Already we are up to exchange number 5 out of 11. We are now in Natalie and Gary’s house (daughter and son-in-law) in Runcorn, Cheshire while they are in our place in Spain having a holiday. We’ve had some lovely pictures of the boys enjoying themselves. Look forward to seeing many more.
I have to admit I am seriously missing the Spanish sunshine. We’ve currently been here 42 days and had 4 nice ones. Less than 10%. I do hope it cheers up a bit soon.
Just before I move on, though, to Runcorn things, I realise I never posted the pictures I took of Wymondham (pronounced Windam) which was the local small town when we were in Norfolk. It’s a lovely, old village with a lot of history. There’s a very nice lady there, a quilter, called Georgette who does walks and talks around the town on the first Wednesday and Friday of the month. I had taken some pictures but we intended to do her walk so I didn’t post them. I wanted to post them with the information I got from the walk. Sadly, we never got to do it. I wanted to do the one on the Friday, but put my back out on Thursday, so couldn’t move on the Friday, never mind walk!
So, here are some belated shots of Wymondham:
The Information centre. This building is the market cross. The original was destroyed by a great fire that happened in 1615 and this was built in its place between 1617 and 1618. It was built stilted to protect valuable documents from both floods and vermin. There is a story that says that live rats were nailed to the side of the building by their tails to act as a deterrent. The practise was stopped when a child was bitten and died of blood poisoning as a result.
The 900 year old abbey
The 14th century Green Dragon where we had a Sunday lunch.
Two medieval houses.
And a very small house!!
So those are the last pictures from Norfolk. Now on to Runcorn…
First trip here was to Quarry Bank. All the years I lived in this area, I never managed to visit there. Always the way, isn’t it? If it’s on your doorstep you don’t do it. And all the miles of cotton fabric and thread I’ve used in my life I never knew how it was made. Obviously I knew the basics but to see it being done and to learn of the sheer hard labour – and danger – that people (including children) went through in the past to produce it was quite humbling.
A picture of the mill building itself. It’s not terribly clear, but it’s the only one I got:
We saw different methods of spinning from the very basic single home spinner where 8 hours of spinning produced only enough thread for 1 hour of weaving, to the Spinning Jenny (below), which heralded the start of the industrial revolution, to the huge ring and mule spinners that spun hundreds of threads at once.

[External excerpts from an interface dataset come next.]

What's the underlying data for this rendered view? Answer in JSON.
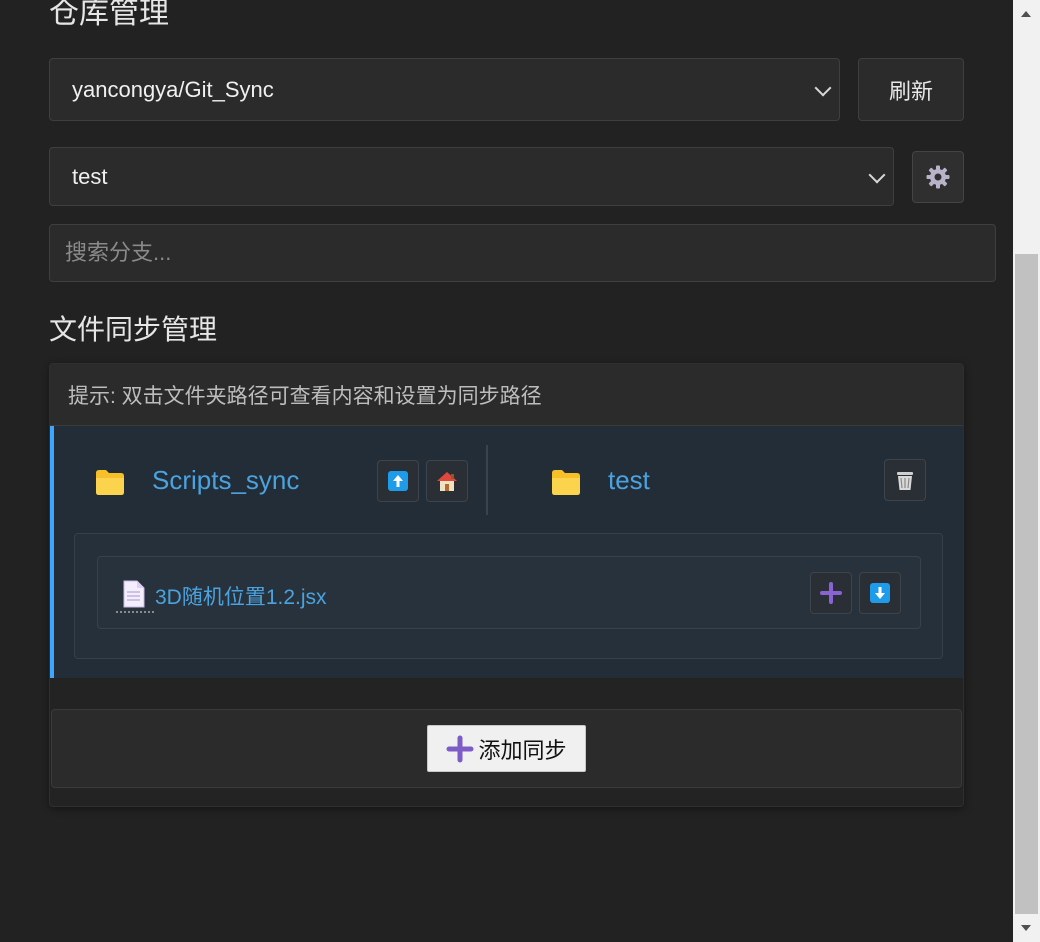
{
  "repo_section": {
    "title": "仓库管理",
    "repo_select_value": "yancongya/Git_Sync",
    "refresh_label": "刷新",
    "branch_select_value": "test",
    "branch_search_placeholder": "搜索分支..."
  },
  "sync_section": {
    "title": "文件同步管理",
    "tip": "提示: 双击文件夹路径可查看内容和设置为同步路径",
    "pairs": [
      {
        "local_path": "Scripts_sync",
        "remote_path": "test",
        "files": [
          {
            "name": "3D随机位置1.2.jsx"
          }
        ]
      }
    ],
    "add_button_label": "添加同步"
  },
  "colors": {
    "background": "#222222",
    "accent": "#3ea6ff",
    "link": "#4aa3df",
    "plus": "#7d5cc8"
  }
}
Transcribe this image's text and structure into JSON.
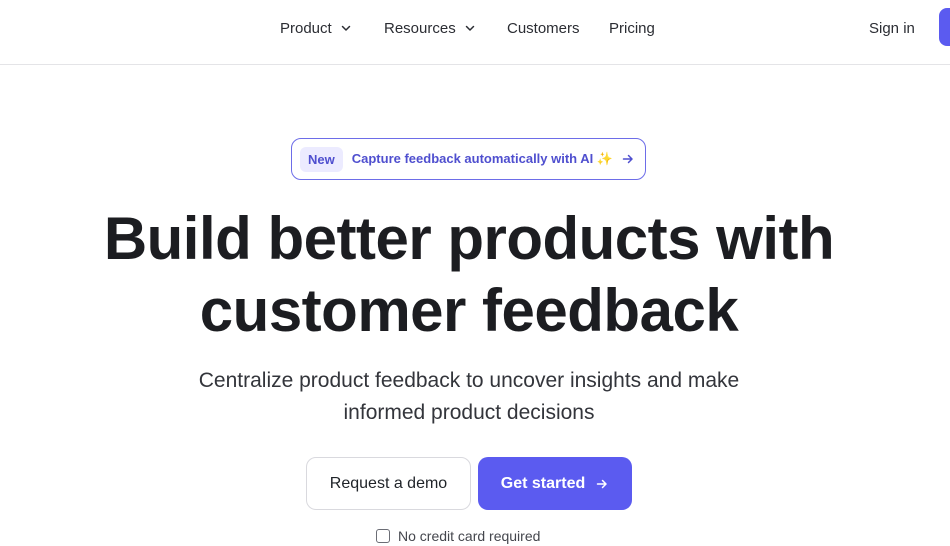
{
  "nav": {
    "product": "Product",
    "resources": "Resources",
    "customers": "Customers",
    "pricing": "Pricing",
    "sign_in": "Sign in"
  },
  "badge": {
    "pill": "New",
    "text": "Capture feedback automatically with AI ✨"
  },
  "hero": {
    "headline_line1": "Build better products with",
    "headline_line2": "customer feedback",
    "subhead_line1": "Centralize product feedback to uncover insights and make",
    "subhead_line2": "informed product decisions"
  },
  "actions": {
    "request_demo": "Request a demo",
    "get_started": "Get started"
  },
  "footnote": {
    "no_credit_card": "No credit card required"
  },
  "colors": {
    "accent": "#5b5bf0",
    "badge_border": "#6d6de8",
    "badge_text": "#4f4fcf"
  },
  "icons": {
    "product_chevron": "chevron-down-icon",
    "resources_chevron": "chevron-down-icon",
    "badge_arrow": "arrow-right-icon",
    "button_arrow": "arrow-right-icon",
    "footnote_icon": "card-icon"
  }
}
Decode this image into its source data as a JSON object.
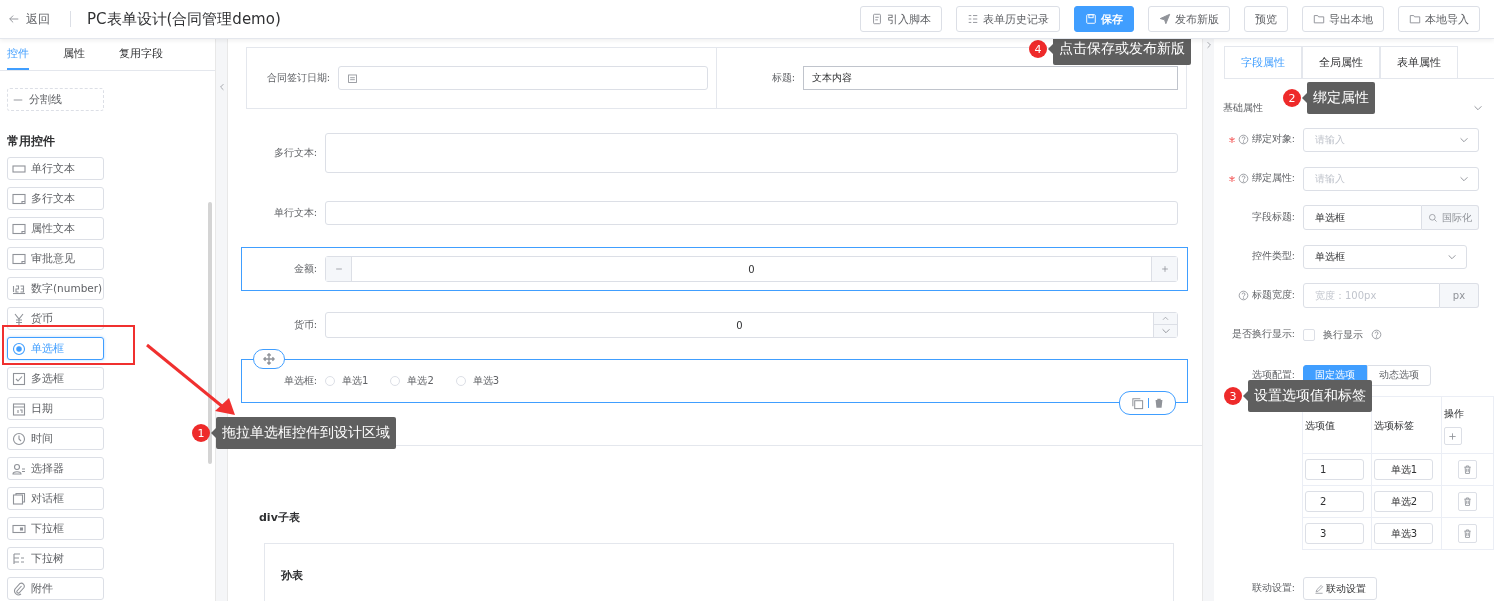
{
  "header": {
    "back": "返回",
    "title": "PC表单设计(合同管理demo)",
    "buttons": [
      {
        "label": "引入脚本",
        "primary": false
      },
      {
        "label": "表单历史记录",
        "primary": false
      },
      {
        "label": "保存",
        "primary": true
      },
      {
        "label": "发布新版",
        "primary": false
      },
      {
        "label": "预览",
        "primary": false
      },
      {
        "label": "导出本地",
        "primary": false
      },
      {
        "label": "本地导入",
        "primary": false
      }
    ]
  },
  "left_panel": {
    "tabs": [
      {
        "label": "控件",
        "selected": true
      },
      {
        "label": "属性",
        "selected": false
      },
      {
        "label": "复用字段",
        "selected": false
      }
    ],
    "divider_item": "分割线",
    "section_title": "常用控件",
    "items": [
      {
        "label": "单行文本",
        "selected": false
      },
      {
        "label": "多行文本",
        "selected": false
      },
      {
        "label": "属性文本",
        "selected": false
      },
      {
        "label": "审批意见",
        "selected": false
      },
      {
        "label": "数字(number)",
        "selected": false
      },
      {
        "label": "货币",
        "selected": false
      },
      {
        "label": "单选框",
        "selected": true
      },
      {
        "label": "多选框",
        "selected": false
      },
      {
        "label": "日期",
        "selected": false
      },
      {
        "label": "时间",
        "selected": false
      },
      {
        "label": "选择器",
        "selected": false
      },
      {
        "label": "对话框",
        "selected": false
      },
      {
        "label": "下拉框",
        "selected": false
      },
      {
        "label": "下拉树",
        "selected": false
      },
      {
        "label": "附件",
        "selected": false
      }
    ]
  },
  "canvas": {
    "top_row": [
      {
        "label": "合同签订日期:",
        "kind": "date"
      },
      {
        "label": "标题:",
        "kind": "text",
        "value": "文本内容"
      }
    ],
    "fields": [
      {
        "label": "多行文本:",
        "kind": "textarea",
        "selected": false
      },
      {
        "label": "单行文本:",
        "kind": "input",
        "selected": false
      },
      {
        "label": "金额:",
        "kind": "stepper",
        "value": "0",
        "selected": true
      },
      {
        "label": "货币:",
        "kind": "spinner",
        "value": "0",
        "selected": false
      },
      {
        "label": "单选框:",
        "kind": "radio",
        "selected": true,
        "options": [
          {
            "label": "单选1",
            "checked": false
          },
          {
            "label": "单选2",
            "checked": false
          },
          {
            "label": "单选3",
            "checked": false
          }
        ]
      }
    ],
    "subtable": {
      "title": "div子表",
      "child_title": "孙表"
    }
  },
  "right_panel": {
    "tabs": [
      {
        "label": "字段属性",
        "selected": true
      },
      {
        "label": "全局属性",
        "selected": false
      },
      {
        "label": "表单属性",
        "selected": false
      }
    ],
    "section_title": "基础属性",
    "rows": [
      {
        "kind": "select",
        "label": "绑定对象:",
        "required": true,
        "help": true,
        "placeholder": "请输入"
      },
      {
        "kind": "select",
        "label": "绑定属性:",
        "required": true,
        "help": true,
        "placeholder": "请输入"
      },
      {
        "kind": "addon_input",
        "label": "字段标题:",
        "required": false,
        "help": false,
        "value": "单选框",
        "addon": "国际化"
      },
      {
        "kind": "select",
        "label": "控件类型:",
        "required": false,
        "help": false,
        "value": "单选框"
      },
      {
        "kind": "unit_input",
        "label": "标题宽度:",
        "required": false,
        "help": true,
        "placeholder": "宽度：100px",
        "unit": "px"
      },
      {
        "kind": "checkbox",
        "label": "是否换行显示:",
        "required": false,
        "help": false,
        "text": "换行显示",
        "checked": false
      }
    ],
    "options_config": {
      "label": "选项配置:",
      "modes": [
        {
          "label": "固定选项",
          "selected": true
        },
        {
          "label": "动态选项",
          "selected": false
        }
      ],
      "columns": [
        "选项值",
        "选项标签",
        "操作"
      ],
      "rows": [
        {
          "value": "1",
          "label": "单选1"
        },
        {
          "value": "2",
          "label": "单选2"
        },
        {
          "value": "3",
          "label": "单选3"
        }
      ]
    },
    "linkage": {
      "label": "联动设置:",
      "button": "联动设置"
    }
  },
  "callouts": [
    {
      "number": "1",
      "text": "拖拉单选框控件到设计区域"
    },
    {
      "number": "2",
      "text": "绑定属性"
    },
    {
      "number": "3",
      "text": "设置选项值和标签"
    },
    {
      "number": "4",
      "text": "点击保存或发布新版"
    }
  ]
}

We saw all of these in action. Fascinating – especially to someone who loves working with cotton cloth and thread as much as I do.
The picture below shows 580 warp threads going to one of the engine-driven looms.
An old hand-weaving loom. It doesn’t actually look much different to the ones I’ve seen for sale today.
Some interesting facts about cotton and its production:
- Because wool had been the staple cloth of England, cotton was seen as an intruder that was taking business away from the wool traders. Women were actually attacked in the streets if they were seen wearing it.
- For some of the simple repetitive jobs done in the home, children as young as 4 were considered old enough to work at them.
- Children as young as 9 years old were used as ‘scavengers’, ducking under the working mule spinners to remove fluff and lint from the floor that may cause a fire if left. They had to get in and out quickly so as not to get caught in the machinery as it moved back. Quite a few were maimed or killed in the process!
If you haven’t been and get a chance to go, do. The guides and demonstrators are very knowledgeable. There are also gardens there to look around but as it was tippling down, we gave that part a miss!
And just as a parting shot – the Cromptons managed to get a mention again…